▶ [Task prompt]
Repeat the records exactly, with one exception: no images.

▶ [Element data from apps and pages]
= = = = = = =
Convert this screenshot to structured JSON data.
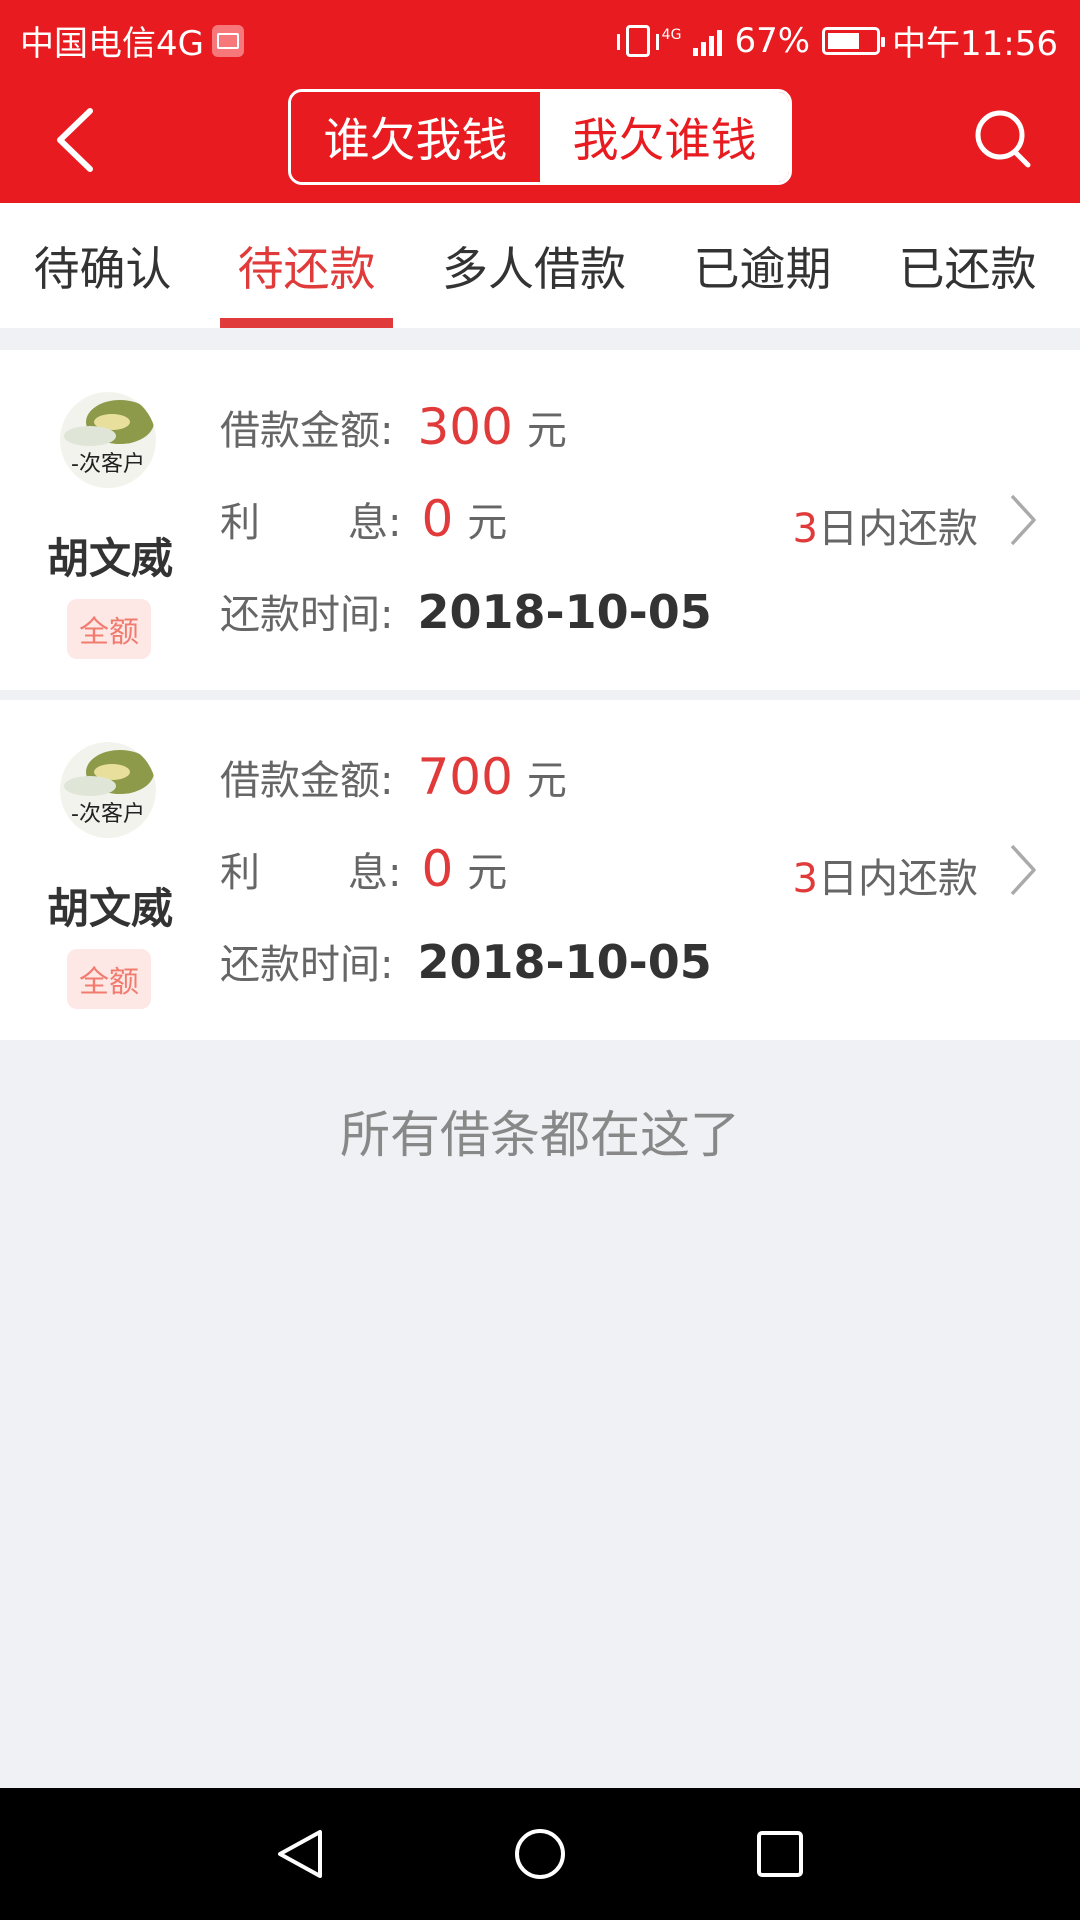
{
  "status_bar": {
    "carrier": "中国电信4G",
    "network": "4G",
    "battery": "67%",
    "battery_level": 0.67,
    "time": "中午11:56"
  },
  "header": {
    "segments": [
      {
        "label": "谁欠我钱",
        "active": true
      },
      {
        "label": "我欠谁钱",
        "active": false
      }
    ]
  },
  "tabs": [
    {
      "label": "待确认"
    },
    {
      "label": "待还款",
      "active": true
    },
    {
      "label": "多人借款"
    },
    {
      "label": "已逾期"
    },
    {
      "label": "已还款"
    }
  ],
  "loans": [
    {
      "avatar_text": "-次客户",
      "name": "胡文威",
      "badge": "全额",
      "amount_label": "借款金额:",
      "amount": "300",
      "amount_unit": "元",
      "interest_label_a": "利",
      "interest_label_b": "息",
      "interest_colon": ":",
      "interest": "0",
      "interest_unit": "元",
      "due_days": "3",
      "due_suffix": "日内还款",
      "date_label": "还款时间:",
      "date": "2018-10-05"
    },
    {
      "avatar_text": "-次客户",
      "name": "胡文威",
      "badge": "全额",
      "amount_label": "借款金额:",
      "amount": "700",
      "amount_unit": "元",
      "interest_label_a": "利",
      "interest_label_b": "息",
      "interest_colon": ":",
      "interest": "0",
      "interest_unit": "元",
      "due_days": "3",
      "due_suffix": "日内还款",
      "date_label": "还款时间:",
      "date": "2018-10-05"
    }
  ],
  "footer_text": "所有借条都在这了",
  "colors": {
    "brand_red": "#e81c20",
    "accent_red": "#e03a3a",
    "background": "#f0f1f5"
  },
  "icons": {
    "back": "chevron-left-icon",
    "search": "search-icon",
    "row_arrow": "chevron-right-icon",
    "nav_back": "triangle-back-icon",
    "nav_home": "circle-home-icon",
    "nav_recent": "square-recent-icon"
  }
}
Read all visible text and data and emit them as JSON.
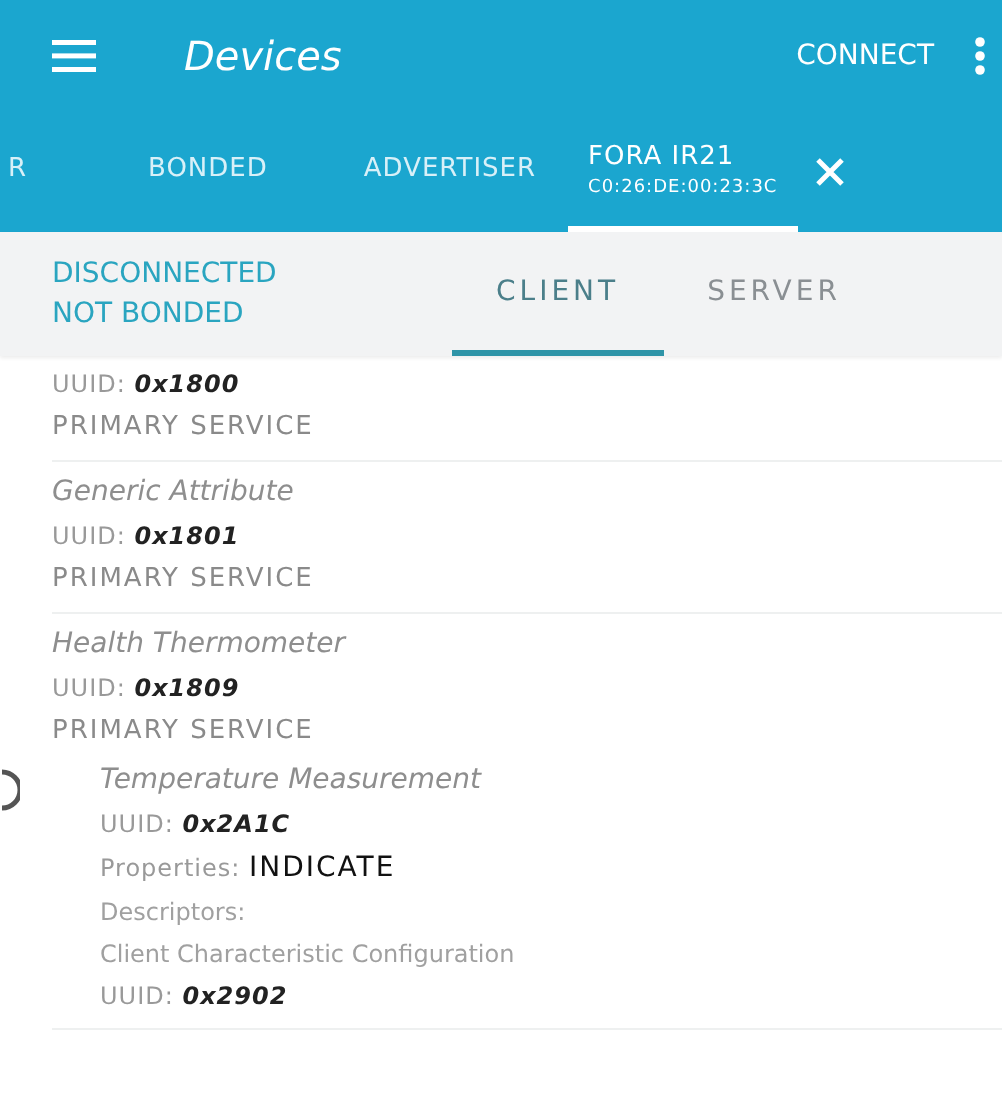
{
  "app_bar": {
    "title": "Devices",
    "action": "CONNECT"
  },
  "tabs": [
    {
      "label": "R",
      "selected": false
    },
    {
      "label": "BONDED",
      "selected": false
    },
    {
      "label": "ADVERTISER",
      "selected": false
    },
    {
      "label": "FORA IR21",
      "sublabel": "C0:26:DE:00:23:3C",
      "selected": true,
      "closable": true
    }
  ],
  "connection": {
    "state": "DISCONNECTED",
    "bond": "NOT BONDED"
  },
  "subtabs": [
    {
      "label": "CLIENT",
      "selected": true
    },
    {
      "label": "SERVER",
      "selected": false
    }
  ],
  "services": [
    {
      "uuid": {
        "label": "UUID:",
        "value": "0x1800"
      },
      "type": "PRIMARY SERVICE"
    },
    {
      "name": "Generic Attribute",
      "uuid": {
        "label": "UUID:",
        "value": "0x1801"
      },
      "type": "PRIMARY SERVICE"
    },
    {
      "name": "Health Thermometer",
      "uuid": {
        "label": "UUID:",
        "value": "0x1809"
      },
      "type": "PRIMARY SERVICE",
      "characteristics": [
        {
          "name": "Temperature Measurement",
          "uuid": {
            "label": "UUID:",
            "value": "0x2A1C"
          },
          "properties": {
            "label": "Properties:",
            "value": "INDICATE"
          },
          "descriptors_label": "Descriptors:",
          "descriptors": [
            {
              "name": "Client Characteristic Configuration",
              "uuid": {
                "label": "UUID:",
                "value": "0x2902"
              }
            }
          ]
        }
      ]
    }
  ]
}
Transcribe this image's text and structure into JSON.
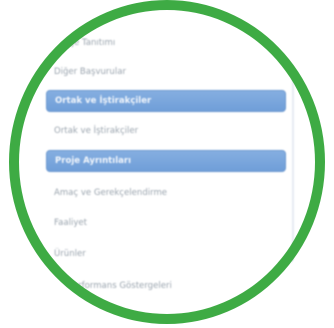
{
  "menu": {
    "items": [
      {
        "type": "item",
        "label": "Proje Tanıtımı"
      },
      {
        "type": "item",
        "label": "Diğer Başvurular"
      },
      {
        "type": "header",
        "label": "Ortak ve İştirakçiler"
      },
      {
        "type": "item",
        "label": "Ortak ve İştirakçiler"
      },
      {
        "type": "header",
        "label": "Proje Ayrıntıları"
      },
      {
        "type": "item",
        "label": "Amaç ve Gerekçelendirme"
      },
      {
        "type": "item",
        "label": "Faaliyet"
      },
      {
        "type": "item",
        "label": "Ürünler"
      },
      {
        "type": "item",
        "label": "Performans Göstergeleri"
      },
      {
        "type": "item",
        "label": ""
      }
    ]
  },
  "colors": {
    "ring": "#3eab44",
    "header_bg": "#6f9ed8",
    "item_text": "#9aa4ae"
  }
}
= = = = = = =
▶ [Result of the exercise]
Convert this screenshot to structured JSON data.
{
  "status_bar": {
    "carrier": "中国电信4G",
    "network": "4G",
    "battery": "67%",
    "battery_level": 0.67,
    "time": "中午11:56"
  },
  "header": {
    "segments": [
      {
        "label": "谁欠我钱",
        "active": true
      },
      {
        "label": "我欠谁钱",
        "active": false
      }
    ]
  },
  "tabs": [
    {
      "label": "待确认"
    },
    {
      "label": "待还款",
      "active": true
    },
    {
      "label": "多人借款"
    },
    {
      "label": "已逾期"
    },
    {
      "label": "已还款"
    }
  ],
  "loans": [
    {
      "avatar_text": "-次客户",
      "name": "胡文威",
      "badge": "全额",
      "amount_label": "借款金额:",
      "amount": "300",
      "amount_unit": "元",
      "interest_label_a": "利",
      "interest_label_b": "息",
      "interest_colon": ":",
      "interest": "0",
      "interest_unit": "元",
      "due_days": "3",
      "due_suffix": "日内还款",
      "date_label": "还款时间:",
      "date": "2018-10-05"
    },
    {
      "avatar_text": "-次客户",
      "name": "胡文威",
      "badge": "全额",
      "amount_label": "借款金额:",
      "amount": "700",
      "amount_unit": "元",
      "interest_label_a": "利",
      "interest_label_b": "息",
      "interest_colon": ":",
      "interest": "0",
      "interest_unit": "元",
      "due_days": "3",
      "due_suffix": "日内还款",
      "date_label": "还款时间:",
      "date": "2018-10-05"
    }
  ],
  "footer_text": "所有借条都在这了",
  "colors": {
    "brand_red": "#e81c20",
    "accent_red": "#e03a3a",
    "background": "#f0f1f5"
  },
  "icons": {
    "back": "chevron-left-icon",
    "search": "search-icon",
    "row_arrow": "chevron-right-icon",
    "nav_back": "triangle-back-icon",
    "nav_home": "circle-home-icon",
    "nav_recent": "square-recent-icon"
  }
}
Read all visible text and data and emit them as JSON.
{
  "app_bar": {
    "title": "Devices",
    "action": "CONNECT"
  },
  "tabs": [
    {
      "label": "R",
      "selected": false
    },
    {
      "label": "BONDED",
      "selected": false
    },
    {
      "label": "ADVERTISER",
      "selected": false
    },
    {
      "label": "FORA IR21",
      "sublabel": "C0:26:DE:00:23:3C",
      "selected": true,
      "closable": true
    }
  ],
  "connection": {
    "state": "DISCONNECTED",
    "bond": "NOT BONDED"
  },
  "subtabs": [
    {
      "label": "CLIENT",
      "selected": true
    },
    {
      "label": "SERVER",
      "selected": false
    }
  ],
  "services": [
    {
      "uuid": {
        "label": "UUID:",
        "value": "0x1800"
      },
      "type": "PRIMARY SERVICE"
    },
    {
      "name": "Generic Attribute",
      "uuid": {
        "label": "UUID:",
        "value": "0x1801"
      },
      "type": "PRIMARY SERVICE"
    },
    {
      "name": "Health Thermometer",
      "uuid": {
        "label": "UUID:",
        "value": "0x1809"
      },
      "type": "PRIMARY SERVICE",
      "characteristics": [
        {
          "name": "Temperature Measurement",
          "uuid": {
            "label": "UUID:",
            "value": "0x2A1C"
          },
          "properties": {
            "label": "Properties:",
            "value": "INDICATE"
          },
          "descriptors_label": "Descriptors:",
          "descriptors": [
            {
              "name": "Client Characteristic Configuration",
              "uuid": {
                "label": "UUID:",
                "value": "0x2902"
              }
            }
          ]
        }
      ]
    }
  ]
}
Transcribe this image's text and structure into JSON.
{
  "menu": {
    "items": [
      {
        "type": "item",
        "label": "Proje Tanıtımı"
      },
      {
        "type": "item",
        "label": "Diğer Başvurular"
      },
      {
        "type": "header",
        "label": "Ortak ve İştirakçiler"
      },
      {
        "type": "item",
        "label": "Ortak ve İştirakçiler"
      },
      {
        "type": "header",
        "label": "Proje Ayrıntıları"
      },
      {
        "type": "item",
        "label": "Amaç ve Gerekçelendirme"
      },
      {
        "type": "item",
        "label": "Faaliyet"
      },
      {
        "type": "item",
        "label": "Ürünler"
      },
      {
        "type": "item",
        "label": "Performans Göstergeleri"
      },
      {
        "type": "item",
        "label": ""
      }
    ]
  },
  "colors": {
    "ring": "#3eab44",
    "header_bg": "#6f9ed8",
    "item_text": "#9aa4ae"
  }
}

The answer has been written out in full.